Candy Crush Saga and Kim Kardashian: Hollywood were big hits with gamers last year, but the question remained whether they’d be winners for investors in the companies that made the apps, King Digital Entertainment (KING) and Glu Mobile (GLUU).
After both companies just reported fourth-quarter results, it looks like investors will join the party. Shares of King were up 13% at midday on Friday at $16.65, and reached $18 briefly for the first time since August, after it reported big gains on Thursday. Shares of Glu, at $5.13, are up 33% since the company reported its results and a new game deal with pop star Katy Perry, on Feb. 5.
I’ve long argued that mobile gaming could be a sustainable business, following in the path of Hollywood studios, music record labels and videogame studios. There’s also an element of Las Vegas, as the companies analyze who is playing and tailor their apps to appeal to the biggest spenders. Last April, I put my money where my mouth was and bought shares of King, which I still own.
It’s been a rough ride. With Candy Crush revenue sinking faster than most expected, shares of King dropped from $24 at the company’s IPO on March 26, 2014, to a low of $10.68 last October. Shares of Glu shot up to a high of $7.60 last July over reports of the Kardashian app alone bringing in over $200 million. But they plummeted to as low as $3.27 by last month -- a 57% loss -- as it became clear that despite being able to melt the Internet with her naked rear, Kardashian alone could not reach $200 million.
Now comes a reversal again, with investors seeing evidence that the mobile game companies can succeed over the long term, albeit with very different strategies.
King reported total bookings in the fourth quarter of $586 million, beating analyst expectations of $541 million. And adjusted earnings per share of 57 cents came in 10 cents above what analysts expected.
The beat came not from Candy Crush but from surprising growth in the company’s other hit games, including Pet Rescue and Candy Crush sequel Candy Crush Soda. Those titles brought in $324 million, over half of the total for the first time, and up 23% from the prior quarter. That also exceeded the latest decline in revenue from Candy Crush itself, meaning the company could be back on a path to growth.
Different strategies, both paying off
King uses analytics and experiments to create games, and features within games, to attract more players and get those players to spend more money. New games get promoted to the network of players attracted from previous hits, as well as via healthy doses of online and television advertising.
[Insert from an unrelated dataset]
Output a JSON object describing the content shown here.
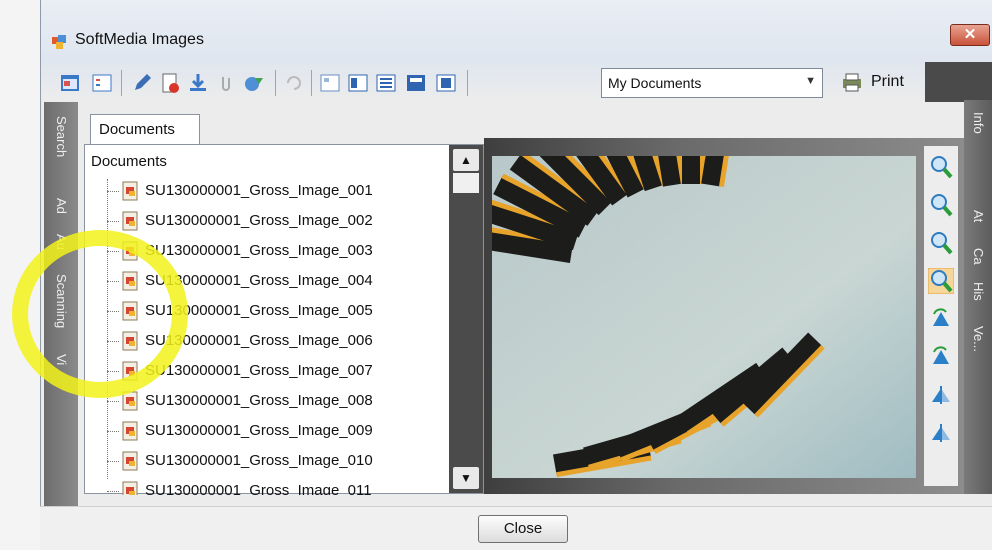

The fourth-quarter results appeared to validate that strategy as a reliable hit maker. The number of daily active users reached 149 million, up 4% from the prior quarter and 20% over the past year. And while the number of paying players per month ticked downward again by 4% to 8.3 million from the prior quarter, the average amount each paid rose 12% to $23.42. King says the shift resulted from its decision to make players buy virtual currency ("gold bars") for in-game purchases. That means players make purchases less frequently but in larger amounts.
Glu has different strategy, building franchise games around media celebrities or other pop culture hits. After its success with the Kardashian game, the company sought out more stars such as Perry. Further deals will be forthcoming, CEO Niccolo de Masi told analysts last week.
"Glu now has partnered with two celebrities with a combined social following of over 240 million,” he noted. “We intend to continue expanding upon our entertainment partnerships on an ongoing basis and have a number of later-stage discussions underway. I anticipate Glu titles having the support of over 400 million social channel followers by the end of 2016."
The company is also planning to launch games based on the next James Bond movie and the upcoming "Terminator: Genesis" movie.
Glu's fourth-quarter results also surprised analysts. Sales of $72.9 million topped analyst forecasts by almost $10 million. Adjusted earnings per share of 11 cents exceeded the average analyst estimate of 2 cents.
Two very different approaches, both paying off.
The same couldn’t be said for early mobile-gaming pioneer Zynga (ZNGA). It continued to struggle and disappoint without a coherent strategy for generating new hit games. Its shares dropped nearly 16% to $2.24 in midday trading after the company reported sales that missed analyst expectations for the fifth time in the past six quarters.
Maybe CEO Don Mattrick should get on the horn with Hollywood.
(Aaron Pressman owns shares of King Digital Entertainment.)